The Council's vote is another victory for a coalition composed of labor unions, immigrant groups, community activists, and newly elected council members who seven months ago pushed through a $15.37 minimum wage for workers at large hotels. That move put those hotels in the position of arguing that the higher minimum should apply to all of the city's 3.88 million people.
Various economists have studied the effects of the higher minimum wage, disagreeing on what the impact will be.

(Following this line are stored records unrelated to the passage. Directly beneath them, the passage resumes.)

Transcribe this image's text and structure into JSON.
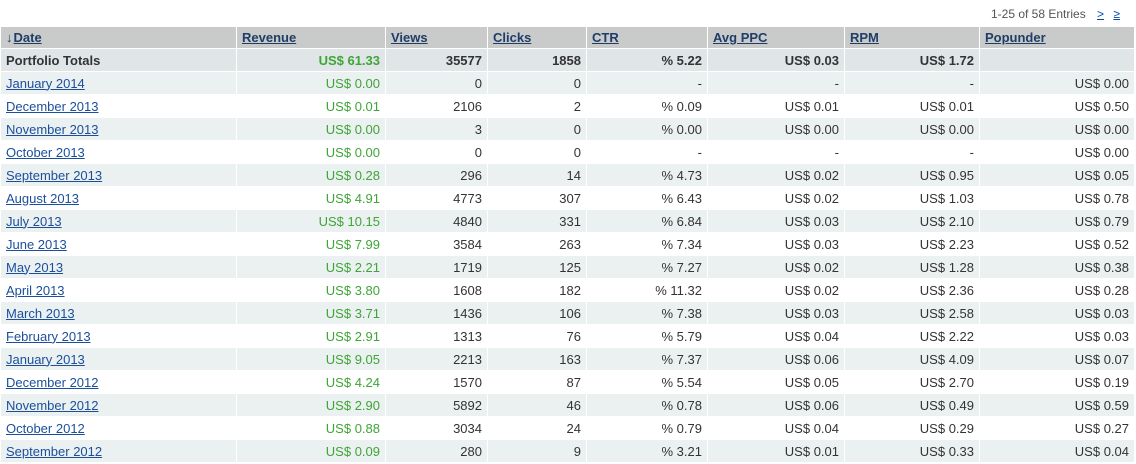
{
  "pager": {
    "summary": "1-25 of 58 Entries",
    "next_label": ">",
    "last_label": "≥"
  },
  "colors": {
    "header_bg": "#c9cbcb",
    "totals_bg": "#e0e6e8",
    "row_alt_bg": "#ebf0f1",
    "revenue_green": "#3fa535",
    "link_blue": "#1b4f9c"
  },
  "columns": {
    "sort_icon": "sort-descending-arrow-icon",
    "sort_glyph": "↓",
    "date": "Date",
    "revenue": "Revenue",
    "views": "Views",
    "clicks": "Clicks",
    "ctr": "CTR",
    "avg_ppc": "Avg PPC",
    "rpm": "RPM",
    "popunder": "Popunder"
  },
  "totals": {
    "label": "Portfolio Totals",
    "revenue": "US$ 61.33",
    "views": "35577",
    "clicks": "1858",
    "ctr": "% 5.22",
    "avg_ppc": "US$ 0.03",
    "rpm": "US$ 1.72",
    "popunder": ""
  },
  "rows": [
    {
      "date": "January 2014",
      "revenue": "US$ 0.00",
      "views": "0",
      "clicks": "0",
      "ctr": "-",
      "avg_ppc": "-",
      "rpm": "-",
      "popunder": "US$ 0.00"
    },
    {
      "date": "December 2013",
      "revenue": "US$ 0.01",
      "views": "2106",
      "clicks": "2",
      "ctr": "% 0.09",
      "avg_ppc": "US$ 0.01",
      "rpm": "US$ 0.01",
      "popunder": "US$ 0.50"
    },
    {
      "date": "November 2013",
      "revenue": "US$ 0.00",
      "views": "3",
      "clicks": "0",
      "ctr": "% 0.00",
      "avg_ppc": "US$ 0.00",
      "rpm": "US$ 0.00",
      "popunder": "US$ 0.00"
    },
    {
      "date": "October 2013",
      "revenue": "US$ 0.00",
      "views": "0",
      "clicks": "0",
      "ctr": "-",
      "avg_ppc": "-",
      "rpm": "-",
      "popunder": "US$ 0.00"
    },
    {
      "date": "September 2013",
      "revenue": "US$ 0.28",
      "views": "296",
      "clicks": "14",
      "ctr": "% 4.73",
      "avg_ppc": "US$ 0.02",
      "rpm": "US$ 0.95",
      "popunder": "US$ 0.05"
    },
    {
      "date": "August 2013",
      "revenue": "US$ 4.91",
      "views": "4773",
      "clicks": "307",
      "ctr": "% 6.43",
      "avg_ppc": "US$ 0.02",
      "rpm": "US$ 1.03",
      "popunder": "US$ 0.78"
    },
    {
      "date": "July 2013",
      "revenue": "US$ 10.15",
      "views": "4840",
      "clicks": "331",
      "ctr": "% 6.84",
      "avg_ppc": "US$ 0.03",
      "rpm": "US$ 2.10",
      "popunder": "US$ 0.79"
    },
    {
      "date": "June 2013",
      "revenue": "US$ 7.99",
      "views": "3584",
      "clicks": "263",
      "ctr": "% 7.34",
      "avg_ppc": "US$ 0.03",
      "rpm": "US$ 2.23",
      "popunder": "US$ 0.52"
    },
    {
      "date": "May 2013",
      "revenue": "US$ 2.21",
      "views": "1719",
      "clicks": "125",
      "ctr": "% 7.27",
      "avg_ppc": "US$ 0.02",
      "rpm": "US$ 1.28",
      "popunder": "US$ 0.38"
    },
    {
      "date": "April 2013",
      "revenue": "US$ 3.80",
      "views": "1608",
      "clicks": "182",
      "ctr": "% 11.32",
      "avg_ppc": "US$ 0.02",
      "rpm": "US$ 2.36",
      "popunder": "US$ 0.28"
    },
    {
      "date": "March 2013",
      "revenue": "US$ 3.71",
      "views": "1436",
      "clicks": "106",
      "ctr": "% 7.38",
      "avg_ppc": "US$ 0.03",
      "rpm": "US$ 2.58",
      "popunder": "US$ 0.03"
    },
    {
      "date": "February 2013",
      "revenue": "US$ 2.91",
      "views": "1313",
      "clicks": "76",
      "ctr": "% 5.79",
      "avg_ppc": "US$ 0.04",
      "rpm": "US$ 2.22",
      "popunder": "US$ 0.03"
    },
    {
      "date": "January 2013",
      "revenue": "US$ 9.05",
      "views": "2213",
      "clicks": "163",
      "ctr": "% 7.37",
      "avg_ppc": "US$ 0.06",
      "rpm": "US$ 4.09",
      "popunder": "US$ 0.07"
    },
    {
      "date": "December 2012",
      "revenue": "US$ 4.24",
      "views": "1570",
      "clicks": "87",
      "ctr": "% 5.54",
      "avg_ppc": "US$ 0.05",
      "rpm": "US$ 2.70",
      "popunder": "US$ 0.19"
    },
    {
      "date": "November 2012",
      "revenue": "US$ 2.90",
      "views": "5892",
      "clicks": "46",
      "ctr": "% 0.78",
      "avg_ppc": "US$ 0.06",
      "rpm": "US$ 0.49",
      "popunder": "US$ 0.59"
    },
    {
      "date": "October 2012",
      "revenue": "US$ 0.88",
      "views": "3034",
      "clicks": "24",
      "ctr": "% 0.79",
      "avg_ppc": "US$ 0.04",
      "rpm": "US$ 0.29",
      "popunder": "US$ 0.27"
    },
    {
      "date": "September 2012",
      "revenue": "US$ 0.09",
      "views": "280",
      "clicks": "9",
      "ctr": "% 3.21",
      "avg_ppc": "US$ 0.01",
      "rpm": "US$ 0.33",
      "popunder": "US$ 0.04"
    }
  ]
}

One analysis commissioned by mayor Eric Garcetti of an earlier, similar proposal -- to boost the minimum to $15.25 by 2019 -- found that 542,000 workers would receive a raise, taking into account the ripple effects on those who already make more than that amount. The average wage would increase by 20.4 percent, said researchers from the University of California-Berkeley, with the largest increases in the food service, healthcare, retail, administrative and waste management services. The study anticipated minimal job losses, with a decrease of only 0.2 percent of the employment base by 2019 (which would likely be cancelled out by 2.5 percent annual job growth in the city). Overall verdict: The higher wage would have more positive than negative effects.
Then there's the Los Angeles County Federation of Labor, which funded a study in 2013 that looked at the impact of a $15 minimum. That analysis sets the proposal against the backdrop of the city's mounting income inequality, and argues that low income workers would quickly reinvest all of the $7.6 billion extra in wages they could receive with a higher wage floor. It would also have a positive impact on public finances, adding $152 million per year to the city's coffers, the study found.
The story is a little different when you ask the Chamber of Commerce, which ordered up an analysis of a plan to raise the minimum to $13.25 an hour. The business group highlighted Los Angeles City's position within a larger metropolitan area, which allows the higher wage to benefit people who commute into the city to work while paying taxes elsewhere. Businesses might choose to locate in the suburbs to avoid pricier labor. All in all, they forecasted that even that smaller increase would kill between 70,000 and 140,000 jobs over the next five years, with one-third of the losses impacting workers under the age of 25.
Those are the fears driving Mitchell Englander, the one councilmember to vote against the new minimum wage. He's a former police officer, and is running for L.A. County supervisor in 2016.
“There is no question in my mind that better pay for workers would provide myriad benefits,” Englander said, according to CBS Los Angeles. “I am not, however, convinced that a unilateral minimum wage increase serves the intended purpose and may, worse, have unintended consequences such as job loss, reduction in working hours, or make it impossible for entire industries to do business in the City of Los Angeles.”
Employers did negotiate one major concession, avoiding a proposed requirement that they offer 12 days of paid leave as well -- although that idea might come back before the end of the year.
At the end of the day, while there are piles of evidence on how minimum wage increases impact wages and employment in cities, nobody quite knows what happens when a city goes all the way up to $15, since that's still far higher than what anybody else has tried.
But by the time Los Angeles gets there, it probably won't be alone.